[Data records for software interfaces]
▬▬▬▬▬▬

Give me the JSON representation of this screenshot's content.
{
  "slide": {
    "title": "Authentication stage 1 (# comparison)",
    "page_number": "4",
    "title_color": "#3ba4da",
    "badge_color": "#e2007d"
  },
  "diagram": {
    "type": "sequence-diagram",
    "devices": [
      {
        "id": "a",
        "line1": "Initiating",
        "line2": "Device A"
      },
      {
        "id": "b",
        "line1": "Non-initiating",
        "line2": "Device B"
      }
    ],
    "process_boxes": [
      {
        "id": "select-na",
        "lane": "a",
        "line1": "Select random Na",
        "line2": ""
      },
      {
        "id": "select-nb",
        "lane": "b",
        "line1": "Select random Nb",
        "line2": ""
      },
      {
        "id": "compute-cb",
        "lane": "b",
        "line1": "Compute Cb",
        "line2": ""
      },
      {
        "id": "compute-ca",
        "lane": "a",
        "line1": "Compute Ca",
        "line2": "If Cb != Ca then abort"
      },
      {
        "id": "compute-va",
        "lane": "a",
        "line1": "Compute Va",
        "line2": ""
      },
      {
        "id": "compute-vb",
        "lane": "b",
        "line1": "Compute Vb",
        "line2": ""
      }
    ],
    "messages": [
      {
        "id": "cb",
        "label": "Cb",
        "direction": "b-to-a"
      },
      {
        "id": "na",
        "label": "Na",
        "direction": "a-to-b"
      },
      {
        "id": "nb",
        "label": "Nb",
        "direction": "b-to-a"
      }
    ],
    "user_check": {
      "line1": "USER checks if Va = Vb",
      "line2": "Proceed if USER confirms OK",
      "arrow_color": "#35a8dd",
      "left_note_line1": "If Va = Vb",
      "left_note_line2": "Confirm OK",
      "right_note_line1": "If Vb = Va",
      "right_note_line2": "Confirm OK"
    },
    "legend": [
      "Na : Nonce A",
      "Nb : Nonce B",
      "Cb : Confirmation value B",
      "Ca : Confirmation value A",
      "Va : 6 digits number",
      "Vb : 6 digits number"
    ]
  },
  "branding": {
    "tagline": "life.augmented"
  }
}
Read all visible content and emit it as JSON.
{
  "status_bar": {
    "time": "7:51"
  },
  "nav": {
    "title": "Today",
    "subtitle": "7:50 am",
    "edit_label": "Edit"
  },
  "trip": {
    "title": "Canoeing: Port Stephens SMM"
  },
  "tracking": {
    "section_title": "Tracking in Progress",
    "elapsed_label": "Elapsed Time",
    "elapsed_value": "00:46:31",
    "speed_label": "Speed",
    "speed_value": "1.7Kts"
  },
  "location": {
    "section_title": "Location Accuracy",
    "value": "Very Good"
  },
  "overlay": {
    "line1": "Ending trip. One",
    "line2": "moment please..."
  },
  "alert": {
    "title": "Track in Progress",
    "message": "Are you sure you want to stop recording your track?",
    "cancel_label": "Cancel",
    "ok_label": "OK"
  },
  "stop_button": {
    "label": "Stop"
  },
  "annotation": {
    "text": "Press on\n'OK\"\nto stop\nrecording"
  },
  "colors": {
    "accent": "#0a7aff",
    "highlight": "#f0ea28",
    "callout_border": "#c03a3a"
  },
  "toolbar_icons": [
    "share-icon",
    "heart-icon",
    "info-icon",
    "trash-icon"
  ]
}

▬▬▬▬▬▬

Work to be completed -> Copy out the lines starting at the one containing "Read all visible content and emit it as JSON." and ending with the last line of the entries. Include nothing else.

Answer to the problem ->
Read all visible content and emit it as JSON.
{
  "status_bar": {
    "time": "7:51"
  },
  "nav": {
    "title": "Today",
    "subtitle": "7:50 am",
    "edit_label": "Edit"
  },
  "trip": {
    "title": "Canoeing: Port Stephens SMM"
  },
  "tracking": {
    "section_title": "Tracking in Progress",
    "elapsed_label": "Elapsed Time",
    "elapsed_value": "00:46:31",
    "speed_label": "Speed",
    "speed_value": "1.7Kts"
  },
  "location": {
    "section_title": "Location Accuracy",
    "value": "Very Good"
  },
  "overlay": {
    "line1": "Ending trip. One",
    "line2": "moment please..."
  },
  "alert": {
    "title": "Track in Progress",
    "message": "Are you sure you want to stop recording your track?",
    "cancel_label": "Cancel",
    "ok_label": "OK"
  },
  "stop_button": {
    "label": "Stop"
  },
  "annotation": {
    "text": "Press on\n'OK\"\nto stop\nrecording"
  },
  "colors": {
    "accent": "#0a7aff",
    "highlight": "#f0ea28",
    "callout_border": "#c03a3a"
  },
  "toolbar_icons": [
    "share-icon",
    "heart-icon",
    "info-icon",
    "trash-icon"
  ]
}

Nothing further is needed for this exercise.